NHS Borders has issued a fresh appeal to the public amid "extreme pressures" across the health and social care system.

On Wednesday (January 3) Dr Colm McCarthy, consultant in emergency medicine, said the emergency department at Borders General Hospital (BGH) was "crowded with patients".

He urged people to pick up family members awaiting discharge to help ease the strain on the health board.

Now NHS Borders has issued a new statement advising the public that beds at the BGH are full and the emergency department is "exceptionally busy".

Lynne Huckerby, interim director of acute services at the region's health board, said: “We are currently facing extreme pressures across the health and social care system, particularly at Borders General Hospital. This is a challenging situation, and we are very grateful to our staff who are working tirelessly to ensure that we can continue to provide care and treatment to those who need us most.

“However, we also need your help to do this. Please make sure you are attending the right place to get the care that you need, and if you have loved ones who are ready to be discharged, please collect them as soon as you possibly can to help us maintain a steady flow of patients through the hospital.”

An NHS Borders spokesperson added: "If you require care or treatment, you can save time by seeking the right care in the right place. Often your first port of call should be the NHS Inform website. There are lots of self-help guides available for a wide range of ailments and illnesses.

"Community pharmacists can provide expert advice and treatment for a range of common illnesses and ailments such as impetigo, urinary tract infections, shingles and skin infections. They can also offer advice about your medicines and provide emergency prescriptions.

"Before attending the emergency department, please call NHS 24 on 111 first and they will signpost you to the right place to get the advice or care that you need. You may need to wait a while for your call to be answered or for a member of the team to call you back, but this can be done in the comfort of your own home. If you do need to be seen, you may be given an appointment time to minimise the time you need to spend in the department. This also reduces pressure on our team.

"If you think that your condition is immediately life threatening you should call 999.

"If your family member is fit to be discharged from hospital, please help us to get them home quickly when they are well enough by being ready and available to collect them or support their discharge to their next place of care.
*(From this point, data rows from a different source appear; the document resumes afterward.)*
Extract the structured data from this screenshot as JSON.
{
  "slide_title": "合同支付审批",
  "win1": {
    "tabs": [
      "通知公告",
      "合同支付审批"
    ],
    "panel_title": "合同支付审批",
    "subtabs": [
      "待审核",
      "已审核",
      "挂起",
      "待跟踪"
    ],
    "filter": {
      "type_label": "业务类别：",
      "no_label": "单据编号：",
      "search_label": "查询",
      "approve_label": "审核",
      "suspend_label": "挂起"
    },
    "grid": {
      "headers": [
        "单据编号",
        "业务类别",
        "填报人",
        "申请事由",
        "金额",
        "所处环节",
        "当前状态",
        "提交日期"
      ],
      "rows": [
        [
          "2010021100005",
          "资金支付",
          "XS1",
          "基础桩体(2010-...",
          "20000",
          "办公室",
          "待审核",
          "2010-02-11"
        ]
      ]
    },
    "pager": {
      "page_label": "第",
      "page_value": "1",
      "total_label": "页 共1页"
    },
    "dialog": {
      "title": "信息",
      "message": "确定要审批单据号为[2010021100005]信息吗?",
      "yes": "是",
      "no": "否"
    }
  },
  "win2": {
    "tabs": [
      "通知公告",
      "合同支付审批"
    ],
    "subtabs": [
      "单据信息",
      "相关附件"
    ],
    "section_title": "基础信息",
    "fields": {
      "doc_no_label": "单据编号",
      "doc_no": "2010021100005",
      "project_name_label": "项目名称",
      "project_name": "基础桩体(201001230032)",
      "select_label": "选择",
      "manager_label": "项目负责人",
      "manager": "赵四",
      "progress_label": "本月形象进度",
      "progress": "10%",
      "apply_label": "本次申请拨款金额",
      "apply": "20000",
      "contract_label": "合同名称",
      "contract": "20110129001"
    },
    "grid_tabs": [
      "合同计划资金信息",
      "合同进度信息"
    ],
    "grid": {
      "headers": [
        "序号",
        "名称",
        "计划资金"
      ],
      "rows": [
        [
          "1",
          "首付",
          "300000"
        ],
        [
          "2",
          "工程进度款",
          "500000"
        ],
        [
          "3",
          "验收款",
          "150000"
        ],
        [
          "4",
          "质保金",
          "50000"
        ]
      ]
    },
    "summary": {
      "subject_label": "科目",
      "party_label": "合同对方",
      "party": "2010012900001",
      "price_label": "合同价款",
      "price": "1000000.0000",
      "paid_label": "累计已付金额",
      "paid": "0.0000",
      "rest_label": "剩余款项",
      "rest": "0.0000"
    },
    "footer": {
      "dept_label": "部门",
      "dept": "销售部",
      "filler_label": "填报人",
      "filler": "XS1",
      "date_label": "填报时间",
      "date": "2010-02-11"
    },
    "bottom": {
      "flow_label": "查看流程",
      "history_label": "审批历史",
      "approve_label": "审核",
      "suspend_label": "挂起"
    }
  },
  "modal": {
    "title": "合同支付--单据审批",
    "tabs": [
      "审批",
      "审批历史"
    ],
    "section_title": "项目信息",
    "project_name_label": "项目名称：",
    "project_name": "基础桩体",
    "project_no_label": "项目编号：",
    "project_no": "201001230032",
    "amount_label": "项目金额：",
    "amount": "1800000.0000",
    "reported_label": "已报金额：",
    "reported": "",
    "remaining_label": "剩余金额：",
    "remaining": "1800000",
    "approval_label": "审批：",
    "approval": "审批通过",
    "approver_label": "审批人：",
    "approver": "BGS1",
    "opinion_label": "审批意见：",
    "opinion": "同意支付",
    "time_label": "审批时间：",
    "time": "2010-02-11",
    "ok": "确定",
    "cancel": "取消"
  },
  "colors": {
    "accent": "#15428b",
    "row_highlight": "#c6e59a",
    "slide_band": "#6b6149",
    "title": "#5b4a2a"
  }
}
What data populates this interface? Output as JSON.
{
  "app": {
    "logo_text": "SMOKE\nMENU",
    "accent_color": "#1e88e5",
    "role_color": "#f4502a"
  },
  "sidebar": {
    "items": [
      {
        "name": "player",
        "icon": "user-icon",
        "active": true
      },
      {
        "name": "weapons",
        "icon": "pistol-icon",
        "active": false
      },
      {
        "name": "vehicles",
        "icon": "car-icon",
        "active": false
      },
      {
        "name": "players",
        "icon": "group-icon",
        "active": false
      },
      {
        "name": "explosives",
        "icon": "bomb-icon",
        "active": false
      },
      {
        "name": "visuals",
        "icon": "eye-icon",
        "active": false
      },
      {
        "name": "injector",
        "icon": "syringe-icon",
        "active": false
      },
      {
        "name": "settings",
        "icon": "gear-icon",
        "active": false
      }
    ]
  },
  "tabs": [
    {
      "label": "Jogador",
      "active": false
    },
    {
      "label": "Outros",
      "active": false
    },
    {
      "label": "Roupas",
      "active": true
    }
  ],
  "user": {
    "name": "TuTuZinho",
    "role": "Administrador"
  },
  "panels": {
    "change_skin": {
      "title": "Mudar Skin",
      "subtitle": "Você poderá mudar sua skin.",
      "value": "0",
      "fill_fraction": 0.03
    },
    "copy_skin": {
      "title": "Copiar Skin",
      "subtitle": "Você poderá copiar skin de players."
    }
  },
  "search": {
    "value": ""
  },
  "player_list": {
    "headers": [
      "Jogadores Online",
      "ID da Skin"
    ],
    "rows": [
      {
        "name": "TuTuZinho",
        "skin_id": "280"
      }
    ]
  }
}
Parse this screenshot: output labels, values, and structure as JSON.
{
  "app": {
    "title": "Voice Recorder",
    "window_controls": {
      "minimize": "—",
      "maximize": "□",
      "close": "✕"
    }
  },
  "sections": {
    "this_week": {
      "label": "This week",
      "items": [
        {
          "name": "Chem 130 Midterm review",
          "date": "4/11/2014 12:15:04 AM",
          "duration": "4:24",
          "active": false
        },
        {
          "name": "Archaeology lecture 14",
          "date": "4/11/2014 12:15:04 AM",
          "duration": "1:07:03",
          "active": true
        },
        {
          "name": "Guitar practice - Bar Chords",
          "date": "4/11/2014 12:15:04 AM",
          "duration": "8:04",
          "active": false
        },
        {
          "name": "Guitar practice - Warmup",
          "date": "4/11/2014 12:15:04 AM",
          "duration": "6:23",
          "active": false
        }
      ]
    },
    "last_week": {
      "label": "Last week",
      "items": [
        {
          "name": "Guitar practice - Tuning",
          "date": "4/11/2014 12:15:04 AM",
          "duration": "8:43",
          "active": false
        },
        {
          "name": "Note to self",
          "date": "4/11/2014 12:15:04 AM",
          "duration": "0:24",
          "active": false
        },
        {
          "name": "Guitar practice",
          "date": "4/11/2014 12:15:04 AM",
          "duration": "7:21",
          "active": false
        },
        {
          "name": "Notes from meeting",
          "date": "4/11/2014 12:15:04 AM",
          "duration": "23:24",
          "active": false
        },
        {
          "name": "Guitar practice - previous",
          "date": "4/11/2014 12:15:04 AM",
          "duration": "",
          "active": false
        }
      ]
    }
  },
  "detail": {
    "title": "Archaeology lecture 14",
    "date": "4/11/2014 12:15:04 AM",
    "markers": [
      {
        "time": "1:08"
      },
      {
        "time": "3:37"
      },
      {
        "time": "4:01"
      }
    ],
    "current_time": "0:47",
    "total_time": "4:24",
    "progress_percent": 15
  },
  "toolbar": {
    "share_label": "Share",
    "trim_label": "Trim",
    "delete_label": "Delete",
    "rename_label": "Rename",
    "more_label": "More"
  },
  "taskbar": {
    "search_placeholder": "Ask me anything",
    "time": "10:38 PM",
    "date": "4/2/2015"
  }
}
"Please understand that we cannot always offer the preferred next place of care in the location that you would choose, and we may ask you to compromise. Working with us to accept this means that we can keep the flow through our hospitals moving and offer care to the maximum amount of people who need it."